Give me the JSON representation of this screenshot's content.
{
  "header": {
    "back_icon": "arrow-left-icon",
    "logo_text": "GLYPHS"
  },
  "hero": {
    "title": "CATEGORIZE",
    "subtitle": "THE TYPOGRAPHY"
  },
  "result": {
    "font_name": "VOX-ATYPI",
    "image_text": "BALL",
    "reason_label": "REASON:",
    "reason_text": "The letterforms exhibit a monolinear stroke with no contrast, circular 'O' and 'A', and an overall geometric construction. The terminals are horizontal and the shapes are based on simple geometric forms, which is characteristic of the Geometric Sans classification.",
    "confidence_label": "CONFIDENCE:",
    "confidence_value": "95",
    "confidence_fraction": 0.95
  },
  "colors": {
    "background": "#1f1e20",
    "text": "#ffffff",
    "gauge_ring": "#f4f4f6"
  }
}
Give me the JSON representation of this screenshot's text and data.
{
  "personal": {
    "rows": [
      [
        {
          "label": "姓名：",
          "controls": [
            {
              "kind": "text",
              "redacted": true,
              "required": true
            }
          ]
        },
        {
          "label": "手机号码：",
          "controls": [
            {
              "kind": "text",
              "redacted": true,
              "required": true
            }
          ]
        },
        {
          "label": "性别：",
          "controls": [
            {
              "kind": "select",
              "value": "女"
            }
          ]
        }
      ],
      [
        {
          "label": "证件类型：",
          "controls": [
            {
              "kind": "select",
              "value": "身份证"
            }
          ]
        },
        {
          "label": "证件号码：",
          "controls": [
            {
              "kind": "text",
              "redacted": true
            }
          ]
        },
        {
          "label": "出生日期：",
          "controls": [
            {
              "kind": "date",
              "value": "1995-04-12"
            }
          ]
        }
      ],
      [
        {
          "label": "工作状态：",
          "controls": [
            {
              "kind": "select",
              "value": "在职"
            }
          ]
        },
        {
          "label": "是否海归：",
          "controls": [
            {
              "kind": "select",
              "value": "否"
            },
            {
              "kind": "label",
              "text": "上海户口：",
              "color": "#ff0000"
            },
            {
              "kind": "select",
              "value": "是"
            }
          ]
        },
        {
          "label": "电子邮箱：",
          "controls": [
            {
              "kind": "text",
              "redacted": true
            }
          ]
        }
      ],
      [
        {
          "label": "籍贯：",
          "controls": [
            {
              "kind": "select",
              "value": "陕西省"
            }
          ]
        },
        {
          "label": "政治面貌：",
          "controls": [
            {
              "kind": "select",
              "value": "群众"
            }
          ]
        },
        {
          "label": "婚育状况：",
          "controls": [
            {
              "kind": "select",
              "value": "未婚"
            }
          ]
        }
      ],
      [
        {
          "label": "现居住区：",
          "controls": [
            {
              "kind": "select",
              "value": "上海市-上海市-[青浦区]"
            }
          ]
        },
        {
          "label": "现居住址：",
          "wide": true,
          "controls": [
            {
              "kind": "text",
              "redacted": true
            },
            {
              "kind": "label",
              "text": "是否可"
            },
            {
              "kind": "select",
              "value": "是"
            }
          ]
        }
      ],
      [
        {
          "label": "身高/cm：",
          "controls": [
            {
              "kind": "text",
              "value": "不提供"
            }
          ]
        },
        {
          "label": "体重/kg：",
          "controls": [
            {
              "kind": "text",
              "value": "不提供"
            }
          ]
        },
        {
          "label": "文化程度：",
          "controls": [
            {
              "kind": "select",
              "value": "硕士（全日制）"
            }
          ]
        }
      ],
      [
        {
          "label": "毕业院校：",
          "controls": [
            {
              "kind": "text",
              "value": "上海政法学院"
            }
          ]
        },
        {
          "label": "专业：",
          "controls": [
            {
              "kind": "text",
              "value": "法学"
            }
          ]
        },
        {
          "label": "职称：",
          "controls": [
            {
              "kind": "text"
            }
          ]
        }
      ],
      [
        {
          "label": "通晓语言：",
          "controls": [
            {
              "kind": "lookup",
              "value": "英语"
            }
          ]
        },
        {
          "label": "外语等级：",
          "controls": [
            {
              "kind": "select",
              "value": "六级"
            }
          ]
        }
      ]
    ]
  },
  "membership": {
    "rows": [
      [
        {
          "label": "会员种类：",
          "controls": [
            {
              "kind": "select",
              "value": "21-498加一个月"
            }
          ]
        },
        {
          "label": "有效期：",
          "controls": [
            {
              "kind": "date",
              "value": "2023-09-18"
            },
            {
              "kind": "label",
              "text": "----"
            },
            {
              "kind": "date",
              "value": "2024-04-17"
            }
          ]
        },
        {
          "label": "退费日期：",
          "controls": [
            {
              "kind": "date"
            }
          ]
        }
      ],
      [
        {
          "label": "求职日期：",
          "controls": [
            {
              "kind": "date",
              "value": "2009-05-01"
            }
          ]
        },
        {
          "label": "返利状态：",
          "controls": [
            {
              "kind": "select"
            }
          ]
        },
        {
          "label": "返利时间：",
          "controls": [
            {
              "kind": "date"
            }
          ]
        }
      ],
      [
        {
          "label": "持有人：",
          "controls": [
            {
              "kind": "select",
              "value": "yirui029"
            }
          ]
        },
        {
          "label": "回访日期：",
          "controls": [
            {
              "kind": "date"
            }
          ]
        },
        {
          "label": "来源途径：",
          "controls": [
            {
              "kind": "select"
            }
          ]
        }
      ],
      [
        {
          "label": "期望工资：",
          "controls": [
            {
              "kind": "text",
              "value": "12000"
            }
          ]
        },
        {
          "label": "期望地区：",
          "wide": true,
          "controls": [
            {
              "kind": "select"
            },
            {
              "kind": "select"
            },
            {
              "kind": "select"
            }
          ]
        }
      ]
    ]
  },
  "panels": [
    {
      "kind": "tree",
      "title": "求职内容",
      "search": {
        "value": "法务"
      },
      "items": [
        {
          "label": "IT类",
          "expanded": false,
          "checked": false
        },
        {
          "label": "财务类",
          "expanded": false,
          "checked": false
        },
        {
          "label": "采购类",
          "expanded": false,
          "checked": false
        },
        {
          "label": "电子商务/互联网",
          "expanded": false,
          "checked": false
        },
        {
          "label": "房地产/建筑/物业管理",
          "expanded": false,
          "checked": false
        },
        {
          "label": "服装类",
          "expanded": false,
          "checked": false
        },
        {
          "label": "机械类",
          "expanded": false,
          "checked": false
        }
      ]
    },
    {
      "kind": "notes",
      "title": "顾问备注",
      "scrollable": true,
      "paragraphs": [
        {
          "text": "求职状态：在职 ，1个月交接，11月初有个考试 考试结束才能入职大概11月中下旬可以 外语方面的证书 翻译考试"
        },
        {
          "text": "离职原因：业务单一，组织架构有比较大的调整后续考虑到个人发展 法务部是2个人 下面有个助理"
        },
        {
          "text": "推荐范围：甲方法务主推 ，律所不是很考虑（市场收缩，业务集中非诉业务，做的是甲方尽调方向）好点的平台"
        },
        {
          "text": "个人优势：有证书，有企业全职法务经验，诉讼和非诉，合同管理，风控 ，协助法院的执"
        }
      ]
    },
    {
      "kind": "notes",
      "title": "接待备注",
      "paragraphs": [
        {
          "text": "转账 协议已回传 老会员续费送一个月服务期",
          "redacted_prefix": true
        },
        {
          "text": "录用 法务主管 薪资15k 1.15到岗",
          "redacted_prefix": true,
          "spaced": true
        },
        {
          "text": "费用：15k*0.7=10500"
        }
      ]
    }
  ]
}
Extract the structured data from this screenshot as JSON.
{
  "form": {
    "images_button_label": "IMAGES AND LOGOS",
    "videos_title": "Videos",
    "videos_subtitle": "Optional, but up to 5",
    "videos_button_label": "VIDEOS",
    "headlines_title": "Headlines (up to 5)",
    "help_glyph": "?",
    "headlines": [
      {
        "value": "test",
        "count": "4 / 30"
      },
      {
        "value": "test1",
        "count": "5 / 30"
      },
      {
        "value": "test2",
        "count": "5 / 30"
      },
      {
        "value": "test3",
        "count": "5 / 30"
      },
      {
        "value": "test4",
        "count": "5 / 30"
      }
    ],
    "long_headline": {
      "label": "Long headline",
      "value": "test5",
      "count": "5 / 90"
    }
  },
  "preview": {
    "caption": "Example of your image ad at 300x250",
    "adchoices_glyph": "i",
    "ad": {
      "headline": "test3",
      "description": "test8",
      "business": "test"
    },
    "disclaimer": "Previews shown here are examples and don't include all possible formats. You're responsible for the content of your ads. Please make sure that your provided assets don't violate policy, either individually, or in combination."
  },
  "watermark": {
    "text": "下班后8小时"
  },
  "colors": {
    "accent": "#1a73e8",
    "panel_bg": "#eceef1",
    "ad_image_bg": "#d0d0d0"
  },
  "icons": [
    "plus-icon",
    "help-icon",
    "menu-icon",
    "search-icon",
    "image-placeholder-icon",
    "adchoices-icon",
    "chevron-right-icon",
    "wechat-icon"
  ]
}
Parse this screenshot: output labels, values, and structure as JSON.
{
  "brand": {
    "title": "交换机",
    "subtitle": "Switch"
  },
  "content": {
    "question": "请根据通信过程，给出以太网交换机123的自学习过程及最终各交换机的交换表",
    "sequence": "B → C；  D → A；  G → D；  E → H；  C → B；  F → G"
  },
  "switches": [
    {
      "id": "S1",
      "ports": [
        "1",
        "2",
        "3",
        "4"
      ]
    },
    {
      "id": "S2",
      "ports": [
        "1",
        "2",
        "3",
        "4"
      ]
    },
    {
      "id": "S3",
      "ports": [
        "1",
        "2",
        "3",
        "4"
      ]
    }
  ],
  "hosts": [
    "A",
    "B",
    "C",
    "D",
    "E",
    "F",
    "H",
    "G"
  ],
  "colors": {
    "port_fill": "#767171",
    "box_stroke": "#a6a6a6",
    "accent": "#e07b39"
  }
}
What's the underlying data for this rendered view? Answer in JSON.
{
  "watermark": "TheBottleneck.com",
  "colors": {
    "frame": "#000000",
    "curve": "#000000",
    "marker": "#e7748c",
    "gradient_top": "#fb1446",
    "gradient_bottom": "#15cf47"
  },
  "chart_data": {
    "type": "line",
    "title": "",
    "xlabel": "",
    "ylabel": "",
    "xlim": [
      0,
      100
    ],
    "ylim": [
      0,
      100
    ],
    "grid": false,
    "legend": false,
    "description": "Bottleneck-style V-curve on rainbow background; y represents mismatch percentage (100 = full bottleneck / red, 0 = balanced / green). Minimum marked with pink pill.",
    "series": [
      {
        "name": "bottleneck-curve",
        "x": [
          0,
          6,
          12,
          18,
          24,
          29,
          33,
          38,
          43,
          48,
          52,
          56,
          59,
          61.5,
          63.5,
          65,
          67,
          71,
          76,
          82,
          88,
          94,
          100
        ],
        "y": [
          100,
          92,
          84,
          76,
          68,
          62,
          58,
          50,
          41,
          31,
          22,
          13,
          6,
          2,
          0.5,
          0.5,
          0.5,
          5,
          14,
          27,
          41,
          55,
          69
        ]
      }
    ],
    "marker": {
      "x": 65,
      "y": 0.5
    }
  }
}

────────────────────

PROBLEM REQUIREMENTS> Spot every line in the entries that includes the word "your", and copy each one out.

RESPONSE TO THE EXERCISE>
    "caption": "Example of your image ad at 300x250",
    "disclaimer": "Previews shown here are examples and don't include all possible formats. You're responsible for the content of your ads. Please make sure that your provided assets don't violate policy, either individually, or in combination."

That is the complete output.